RCMP. (Phil McLachlan - Black Press Media)
Alberta RCMP urge rural residents to use online crime reporting

‘Crimes reported online will be taken just as seriously as crime reported in any other way’

county
County of Paintearth highlights from Jan. 12th

County graders have been out blading ice at intersections where ice buildup has been bad

Alberta has 3,651 active cases of COVID-19.  (File photo)
750 new COVID-19 cases identified in Alberta Sunday

Central zone currently has 1,182 active cases of the virus

A scene from “Canada and the Gulf War: In their own words,” a video by The Memory Project, a program of Historica Canada, is shown in this undated illustration. THE CANADIAN PRESS/HO - Historica Canada
New video marks Canada’s contributions to first Gulf War on 30th anniversary

Veterans Affairs Canada says around 4,500 Canadian military personnel served during the war

In this March 28, 2017, file photo, a dump truck hauls coal at Contura Energy’s Eagle Butte Mine near Gillette, Wyo. Public opposition to the Alberta government’s plans to expand coal mining in the Rocky Mountains appears to be growing. THE CANADIAN PRESS/AP/Mead Gruver, File
Alberta cancels coal leases, pauses future sales, as opposition increases

New Democrat environment critic Marlin Schmidt welcomed the suspension

File photo
Wetaskiwin Crime Reduction Unit recovers valuable stolen property

Property valued at over $50,000 recovered by Wetaskiwin Crime Reduction Unit.

In this March 28, 2017, file photo, a dump truck hauls coal at Contura Energy’s Eagle Butte Mine near Gillette, Wyo. (THE CANADIAN PRESS/AP/Mead Gruver, File)
First Nations seek to intervene in court challenge of coal policy removal

Bearspaw, Ermineskin and Whitefish First Nations are among those looking to intervene

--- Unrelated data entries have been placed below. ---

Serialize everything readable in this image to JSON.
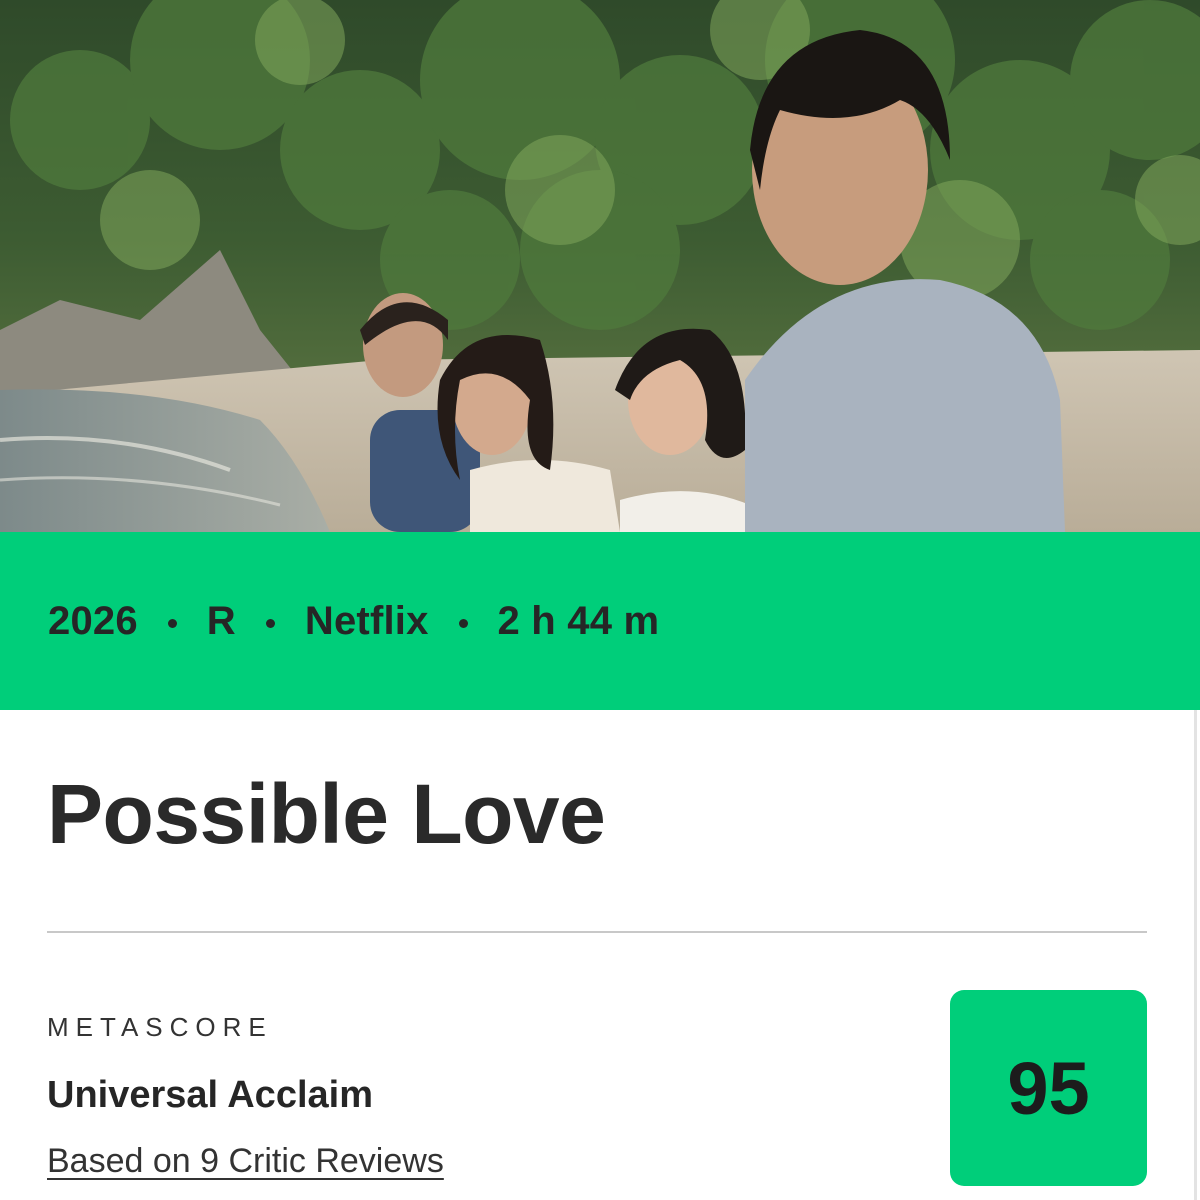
{
  "hero": {
    "image": "Four people standing on a sandy beach by the sea in front of a forested hillside"
  },
  "meta": {
    "year": "2026",
    "rating": "R",
    "platform": "Netflix",
    "runtime": "2 h 44 m"
  },
  "title": "Possible Love",
  "metascore": {
    "label": "METASCORE",
    "verdict": "Universal Acclaim",
    "reviews_link": "Based on 9 Critic Reviews",
    "score": "95"
  },
  "colors": {
    "accent_green": "#00ce7a",
    "text_dark": "#2b2b2b"
  }
}
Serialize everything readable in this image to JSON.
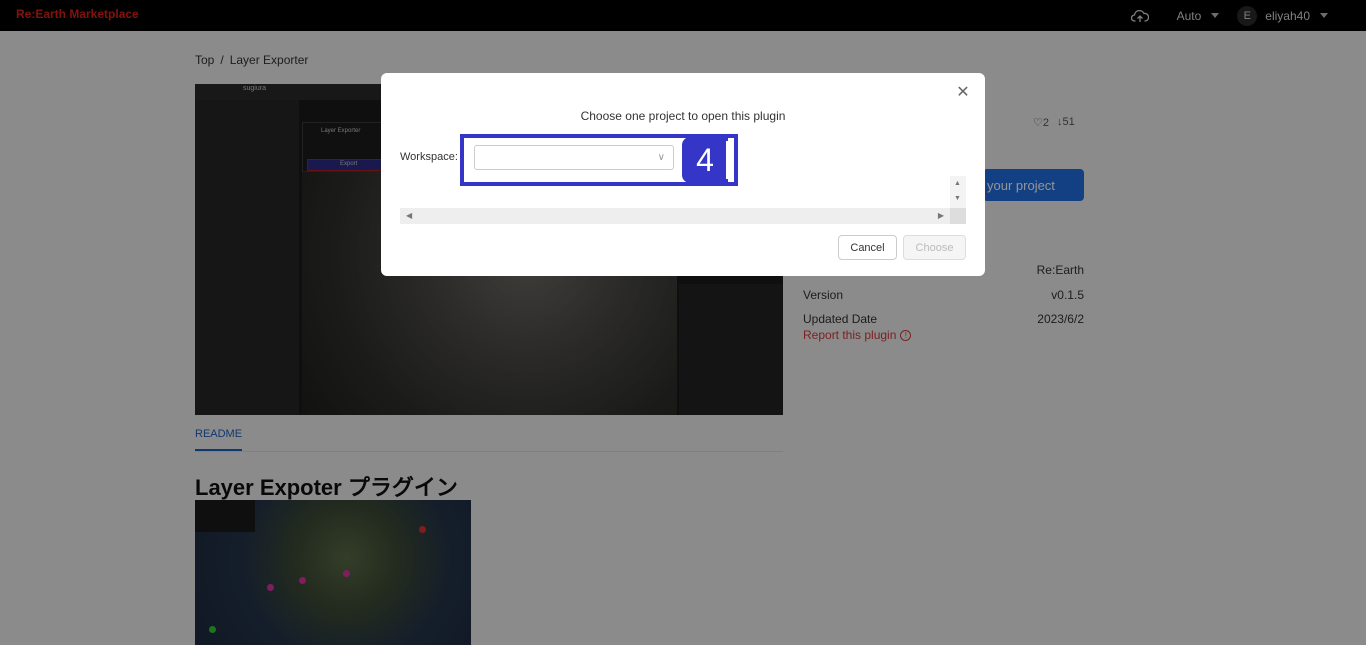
{
  "header": {
    "brand": "Re:Earth Marketplace",
    "theme": "Auto",
    "avatar_initial": "E",
    "username": "eliyah40"
  },
  "breadcrumb": {
    "home": "Top",
    "separator": "/",
    "current": "Layer Exporter"
  },
  "hero_image": {
    "workspace_name": "sugiura",
    "plugin_panel_title": "Layer Exporter",
    "export_label": "Export"
  },
  "tabs": {
    "readme": "README"
  },
  "readme": {
    "title": "Layer Expoter プラグイン"
  },
  "stats": {
    "likes": "2",
    "downloads": "51"
  },
  "open_button": "your project",
  "meta": {
    "author_value": "Re:Earth",
    "version_label": "Version",
    "version_value": "v0.1.5",
    "updated_label": "Updated Date",
    "updated_value": "2023/6/2",
    "report": "Report this plugin"
  },
  "modal": {
    "title": "Choose one project to open this plugin",
    "workspace_label": "Workspace:",
    "workspace_value": "",
    "badge": "4",
    "cancel": "Cancel",
    "choose": "Choose"
  },
  "colors": {
    "brand": "#e0201a",
    "primary": "#1f6fe0",
    "highlight": "#3535c8",
    "danger": "#d43a3a"
  }
}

Prime Minister Justin Trudeau provides an update on the COVID-19 pandemic from Rideau Cottage in Ottawa on Tuesday, Jan. 11, 2021. THE CANADIAN PRESS/Sean Kilpatrick
Prime Minister Justin Trudeau provides an update on the COVID-19 pandemic from Rideau Cottage in Ottawa on Tuesday, Jan. 11, 2021. THE CANADIAN PRESS/Sean Kilpatrick
Trudeau vows to keep up the fight to sway U.S. on merits of Keystone XL pipeline

Canada’s pitch to the Biden team has framed Keystone XL as a more environmentally friendly project than original

Central Alberta’s Catherine Hayreceived a letter from the Government of Canada recently stating she had to repay the government. Photo submitted
Central Albertan asked to repay CERB amount

Catherine Hay says she received a letter in November saying she had to completely repay the benefit

A health-care worker prepares a dose of the Pfizer-BioNTech COVID-19 vaccine at a UHN COVID-19 vaccine clinic in Toronto on Thursday, January 7, 2021. THE CANADIAN PRESS/Nathan Denette
No Pfizer vaccines arriving in Canada next week; feds still expect 4M doses by end of March

More cases of U.K. variant, South African variant found in Canada

Health-care workers wait in line at a UHN COVID-19 vaccine clinic in Toronto on Thursday, January 7, 2021. THE CANADIAN PRESS/Nathan Denette
Canadians who have had COVID-19 should still get the vaccine, experts say

Pfizer-BioNTech and Moderna vaccines were found to have a 95 per cent efficacy

An empty Peel and Sainte-Catherine street is shown in Montreal, Saturday, Jan. 9, 2021, as the COVID-19 pandemic continues in Canada and around the world. THE CANADIAN PRESS/Graham Hughes
Poll finds strong support for COVID-19 curfews despite doubts about effectiveness

The poll suggests 59 per cent remain somewhat or very afraid of contracting COVID-19

Most Read